  2. Filmmakers should stop intentionally degrading quality instead of petitioning TV-makers!

  3. I have started a petition against this petition:

  4. JopV
    What is quality? Who decides what is good and what is bad? If you want to watch video-like programmes then there are plenty of B-Movies and made-for TV movies being made these days. However, most of Hollywood and the rest of the world cinema shoot on film at 24fps and the public appear to like it; if they did’nt then the cinemas would be empty.

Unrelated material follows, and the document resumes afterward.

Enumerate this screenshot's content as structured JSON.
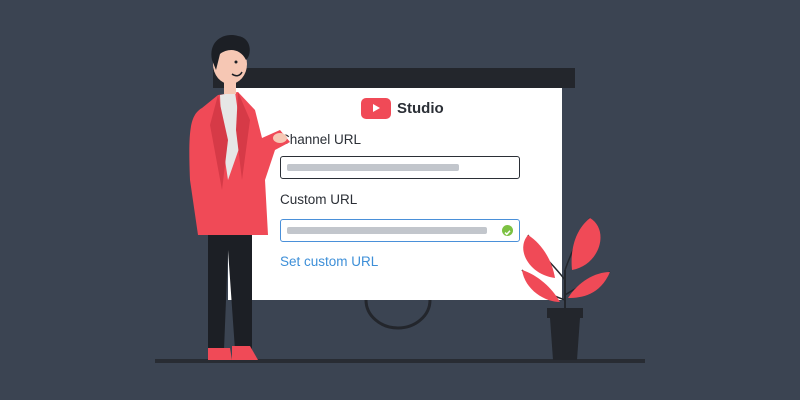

Remind of yourself of Peter Jackson’s effort to shoot the Hobbit at 48fps and present it with a soap-opera effect – it was wholeheartldy rejected by the early audiences and they had to distribute the converted film in most cinemas.
    Research shows that audiences do not want this ‘quality’ or realism that the video-like films show; they want a film look which transports them to fantasy land and make believe.
    The reason why TV manufacturers are shipping sets with motion interpolation and forcing it on people is to hide the inadequacies of their technologies. Let me give you an example:
    A customer
    visits a drink vendor and asks for a bottle of water; he is given a bottle of
    orange squash. The customer complains but the vendor tells him that it is water
    but better; it has better colour, tastes better and has more vitamins. The
    customer says, ‘No, I asked for water and that’s what I want’. The vendor
    refuses the request. What is happening is that the vendor has water but it is
    cloudy and unclean and cannot pass for pure water; nobody would buy it.
    Therefore he mixes it with orange concentrate to hide the contamination and
    passes it off as ‘water’.

Leave a Comment